While we may be growing weary of these recommendations, we can be encouraged by the fact that our efforts will directly and strongly impact our return to the things we wish for such as the re-opening of in-person schools, businesses, spending time with our family and friends, and recreation. Dr. Jeff Duchin, Health Officer for Public Health – Seattle & King County, reminds us of what we can do and continue to do to mitigate the spread of viruses:
• Get vaccinated for the flu
• Wear a face covering in public
• Limit activities outside of your home
• Limit the number of and time spent in close contact with others
• Seek well ventilated indoor spaces (avoid poorly ventilated areas)
• Wash your hands
Suicide rates among children in the U.S. increased by 57% in the past decade
According to data released from the National Center for Health Statistics, suicide rates among youth ages 10 to 24 increased by 57% between 2007 and 2018, and the impacts of COVID-19 pandemic threatens to continue the trend. The Centers for Disease Control and Prevention conducted a survey this summer, and the daunting results show that more than a quarter of young adults have seriously considered suicide in the last 30 days prior to completing the June 24-30 survey. Read more about this article here.
Are you in a crisis? Please call the National Suicide Prevention Lifeline at 800-273-8255 or contact the Crisis Text Line by texting TALK to 741741.
King County Case Update
Today, Seattle – King County Public Health reported 82 new cases, bringing the total in King County to 21,013. In addition, Public Health reported 4 new deaths, bringing the total in the county to 747.
Stay In. Stay Healthy. Stay Strong.
Pete von Reichbauer
King County Councilmember
Washington trivia answer:
Known as one of the fastest growing market areas in Washington state, Maple Valley was incorporated on August 31, 1997. According to HistoryLink, the first settlers who took up claims in this area in 1879 were George Ames, Henry Sidebotham and C.O. Russell. Wanting to name the future community, Ames proposed Vine Maple Valley, while Russell suggested Maple Ridge. They all wrote their choices on paper and placed them in a hat. Two of the three voted to name it Vine Maple Valley, making it the winning choice. According to Wikipedia, the name of the town was later shortened to “Maple Valley” after the post office determined the name was too long.

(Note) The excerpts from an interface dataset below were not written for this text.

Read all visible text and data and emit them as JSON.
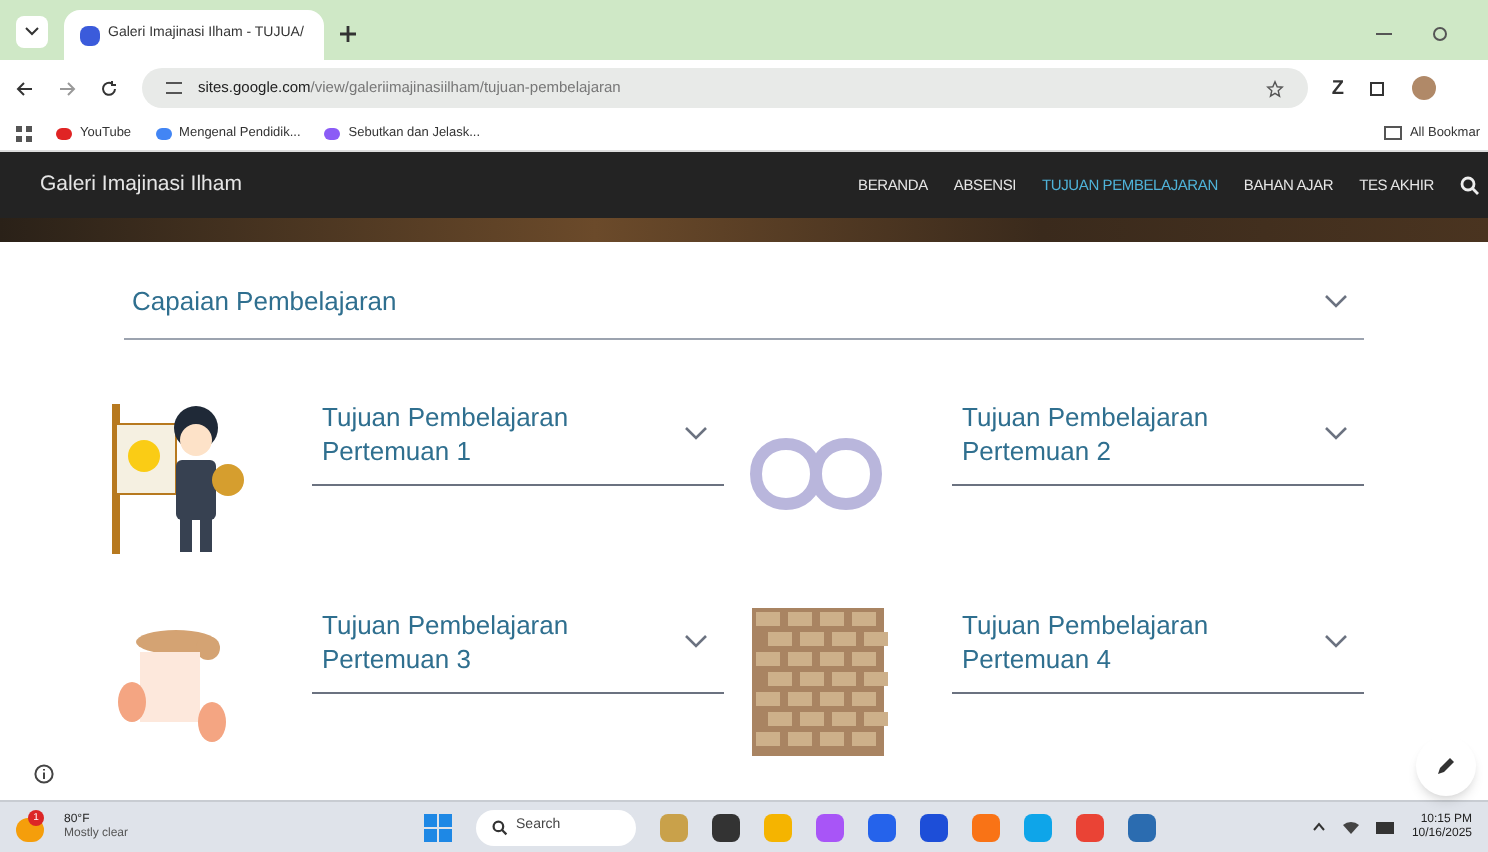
{
  "browser": {
    "tab_title": "Galeri Imajinasi Ilham - TUJUA/",
    "url_host": "sites.google.com",
    "url_path": "/view/galeriimajinasiilham/tujuan-pembelajaran",
    "bookmarks": [
      "YouTube",
      "Mengenal Pendidik...",
      "Sebutkan dan Jelask..."
    ],
    "all_bookmarks": "All Bookmar",
    "profile_letter": "Z"
  },
  "site": {
    "title": "Galeri Imajinasi Ilham",
    "nav": [
      {
        "label": "BERANDA",
        "selected": false
      },
      {
        "label": "ABSENSI",
        "selected": false
      },
      {
        "label": "TUJUAN PEMBELAJARAN",
        "selected": true
      },
      {
        "label": "BAHAN AJAR",
        "selected": false
      },
      {
        "label": "TES AKHIR",
        "selected": false
      }
    ]
  },
  "section": {
    "title": "Capaian Pembelajaran",
    "expanded": false
  },
  "items": [
    {
      "title": "Tujuan Pembelajaran Pertemuan 1",
      "expanded": false,
      "kind": "picture"
    },
    {
      "title": "Tujuan Pembelajaran Pertemuan 2",
      "expanded": false,
      "kind": "picture"
    },
    {
      "title": "Tujuan Pembelajaran Pertemuan 3",
      "expanded": false,
      "kind": "picture"
    },
    {
      "title": "Tujuan Pembelajaran Pertemuan 4",
      "expanded": false,
      "kind": "picture"
    }
  ],
  "taskbar": {
    "weather_temp": "80°F",
    "weather_text": "Mostly clear",
    "weather_badge": "1",
    "search": "Search",
    "time": "10:15 PM",
    "date": "10/16/2025"
  }
}
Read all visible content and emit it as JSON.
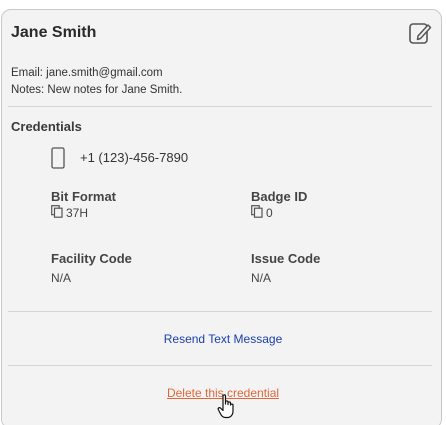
{
  "contact": {
    "name": "Jane Smith",
    "email": "Email: jane.smith@gmail.com",
    "notes": "Notes: New notes for Jane Smith."
  },
  "credentials": {
    "title": "Credentials",
    "phone": "+1 (123)-456-7890",
    "bit_format_label": "Bit Format",
    "bit_format_value": "37H",
    "badge_id_label": "Badge ID",
    "badge_id_value": "0",
    "facility_code_label": "Facility Code",
    "facility_code_value": "N/A",
    "issue_code_label": "Issue Code",
    "issue_code_value": "N/A"
  },
  "actions": {
    "resend_label": "Resend Text Message",
    "delete_label": "Delete this credential"
  },
  "icons": {
    "edit": "edit-icon",
    "phone": "phone-icon",
    "copy": "copy-icon",
    "cursor": "hand-cursor-icon"
  },
  "colors": {
    "card_background": "#f3f3f3",
    "link_blue": "#1a3fb0",
    "delete_orange": "#e0663b"
  }
}
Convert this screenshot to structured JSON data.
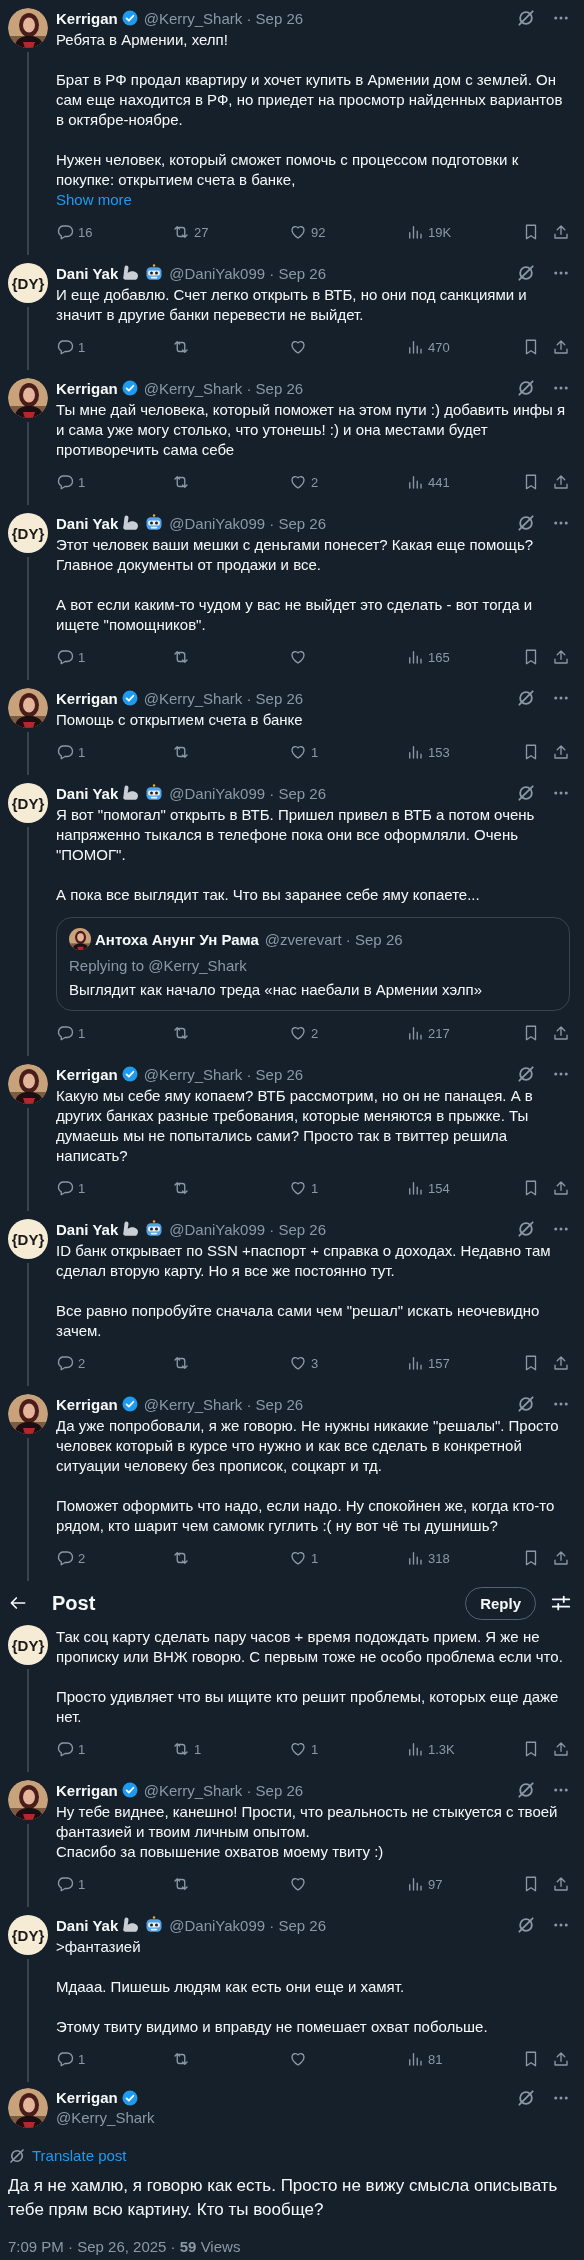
{
  "header": {
    "title": "Post",
    "reply_button": "Reply"
  },
  "tweets": [
    {
      "kind": "reply",
      "name": "Kerrigan",
      "verified": true,
      "meta": "@Kerry_Shark · Sep 26",
      "text": "Ребята в Армении, хелп!\n\nБрат в РФ продал квартиру и хочет купить в Армении дом с землей. Он сам еще находится в РФ, но приедет на просмотр найденных вариантов в октябре-ноябре.\n\nНужен человек, который сможет помочь с процессом подготовки к покупке: открытием счета в банке,",
      "show_more": "Show more",
      "stats": {
        "replies": "16",
        "reposts": "27",
        "likes": "92",
        "views": "19K"
      }
    },
    {
      "kind": "reply",
      "avatar": {
        "kind": "initials",
        "text": "{DY}"
      },
      "name": "Dani Yak",
      "name_emoji": [
        {
          "kind": "arm"
        },
        {
          "kind": "robot"
        }
      ],
      "verified": false,
      "meta": "@DaniYak099 · Sep 26",
      "text": "И еще добавлю. Счет легко открыть в ВТБ, но они под санкциями и значит в другие банки перевести не выйдет.",
      "stats": {
        "replies": "1",
        "views": "470"
      }
    },
    {
      "kind": "reply",
      "name": "Kerrigan",
      "verified": true,
      "meta": "@Kerry_Shark · Sep 26",
      "text": "Ты мне дай человека, который поможет на этом пути :) добавить инфы я и сама уже могу столько, что утонешь! :) и она местами будет противоречить сама себе",
      "stats": {
        "replies": "1",
        "likes": "2",
        "views": "441"
      }
    },
    {
      "kind": "reply",
      "avatar": {
        "kind": "initials",
        "text": "{DY}"
      },
      "name": "Dani Yak",
      "name_emoji": [
        {
          "kind": "arm"
        },
        {
          "kind": "robot"
        }
      ],
      "verified": false,
      "meta": "@DaniYak099 · Sep 26",
      "text": "Этот человек ваши мешки с деньгами понесет? Какая еще помощь? Главное документы от продажи и все.\n\nА вот если каким-то чудом у вас не выйдет это сделать - вот тогда и ищете \"помощников\".",
      "stats": {
        "replies": "1",
        "views": "165"
      }
    },
    {
      "kind": "reply",
      "name": "Kerrigan",
      "verified": true,
      "meta": "@Kerry_Shark · Sep 26",
      "text": "Помощь с открытием счета в банке",
      "stats": {
        "replies": "1",
        "likes": "1",
        "views": "153"
      }
    },
    {
      "kind": "reply",
      "avatar": {
        "kind": "initials",
        "text": "{DY}"
      },
      "name": "Dani Yak",
      "name_emoji": [
        {
          "kind": "arm"
        },
        {
          "kind": "robot"
        }
      ],
      "verified": false,
      "meta": "@DaniYak099 · Sep 26",
      "text": "Я вот \"помогал\" открыть в ВТБ. Пришел привел в ВТБ а потом очень напряженно тыкался в телефоне пока они все оформляли. Очень \"ПОМОГ\".\n\nА пока все выглядит так. Что вы заранее себе яму копаете...",
      "quote": {
        "name": "Антоха Анунг Ун Рама",
        "meta": "@zverevart · Sep 26",
        "replying": "Replying to @Kerry_Shark",
        "text": "Выглядит как начало треда «нас наебали в Армении хэлп»"
      },
      "stats": {
        "replies": "1",
        "likes": "2",
        "views": "217"
      }
    },
    {
      "kind": "reply",
      "name": "Kerrigan",
      "verified": true,
      "meta": "@Kerry_Shark · Sep 26",
      "text": "Какую мы себе яму копаем? ВТБ рассмотрим, но он не панацея. А в других банках разные требования, которые меняются в прыжке. Ты думаешь мы не попытались сами? Просто так в твиттер решила написать?",
      "stats": {
        "replies": "1",
        "likes": "1",
        "views": "154"
      }
    },
    {
      "kind": "reply",
      "avatar": {
        "kind": "initials",
        "text": "{DY}"
      },
      "name": "Dani Yak",
      "name_emoji": [
        {
          "kind": "arm"
        },
        {
          "kind": "robot"
        }
      ],
      "verified": false,
      "meta": "@DaniYak099 · Sep 26",
      "text": "ID банк открывает по SSN +паспорт + справка о доходах. Недавно там сделал вторую карту. Но я все же постоянно тут.\n\nВсе равно попробуйте сначала сами чем \"решал\" искать неочевидно зачем.",
      "stats": {
        "replies": "2",
        "likes": "3",
        "views": "157"
      }
    },
    {
      "kind": "reply",
      "name": "Kerrigan",
      "verified": true,
      "meta": "@Kerry_Shark · Sep 26",
      "text": "Да уже попробовали, я же говорю. Не нужны никакие \"решалы\". Просто человек который в курсе что нужно и как все сделать в конкретной ситуации человеку без прописок, соцкарт и тд.\n\nПоможет оформить что надо, если надо. Ну спокойнен же, когда кто-то рядом, кто шарит чем самомк гуглить :( ну вот чё ты душнишь?",
      "stats": {
        "replies": "2",
        "likes": "1",
        "views": "318"
      }
    },
    {
      "kind": "under_header",
      "avatar": {
        "kind": "initials",
        "text": "{DY}"
      },
      "text": "Так соц карту сделать пару часов + время подождать прием. Я же не прописку или ВНЖ говорю. С первым тоже не особо проблема если что.\n\nПросто удивляет что вы ищите кто решит проблемы, которых еще даже нет.",
      "stats": {
        "replies": "1",
        "reposts": "1",
        "likes": "1",
        "views": "1.3K"
      }
    },
    {
      "kind": "reply",
      "name": "Kerrigan",
      "verified": true,
      "meta": "@Kerry_Shark · Sep 26",
      "text": "Ну тебе виднее, канешно! Прости, что реальность не стыкуется с твоей фантазией и твоим личным опытом.\nСпасибо за повышение охватов моему твиту :)",
      "stats": {
        "replies": "1",
        "views": "97"
      }
    },
    {
      "kind": "reply",
      "avatar": {
        "kind": "initials",
        "text": "{DY}"
      },
      "name": "Dani Yak",
      "name_emoji": [
        {
          "kind": "arm"
        },
        {
          "kind": "robot"
        }
      ],
      "verified": false,
      "meta": "@DaniYak099 · Sep 26",
      "text": ">фантазией\n\nМдааа. Пишешь людям как есть они еще и хамят.\n\nЭтому твиту видимо и вправду не помешает охват побольше.",
      "stats": {
        "replies": "1",
        "views": "81"
      }
    }
  ],
  "main": {
    "name": "Kerrigan",
    "verified": true,
    "handle": "@Kerry_Shark",
    "translate": "Translate post",
    "text": "Да я не хамлю, я говорю как есть. Просто не вижу смысла описывать тебе прям всю картину. Кто ты вообще?",
    "footer": "7:09 PM · Sep 26, 2025 · **59** Views"
  }
}
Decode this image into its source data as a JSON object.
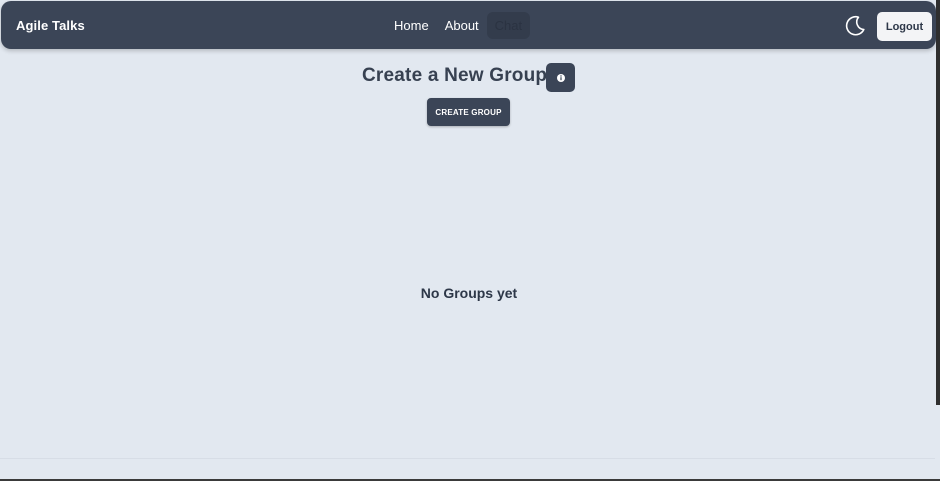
{
  "navbar": {
    "brand": "Agile Talks",
    "links": [
      {
        "label": "Home"
      },
      {
        "label": "About"
      },
      {
        "label": "Chat"
      }
    ],
    "theme_toggle_icon": "moon-icon",
    "logout_label": "Logout"
  },
  "main": {
    "title": "Create a New Group",
    "info_icon": "info-icon",
    "create_button_label": "CREATE GROUP",
    "empty_message": "No Groups yet"
  },
  "colors": {
    "navbar_bg": "#3b4557",
    "page_bg": "#e2e8f0",
    "text_dark": "#374151",
    "button_bg": "#3b4557"
  }
}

In 1882, Ames and Russell built a sawmill in order to process the lumber needed to build homes. However, the mill burned down twice, pushing Ames to give up and move to Pacific. Russell stayed and laid out the town, which was eventually platted in 1890. The influx of residents proved the importance of farming, with berries, dairy and poultry being the staples in the area. The abundance of salmon in the Cedar River also gained popularity, but the creation of the watershed significantly affected salmon runs.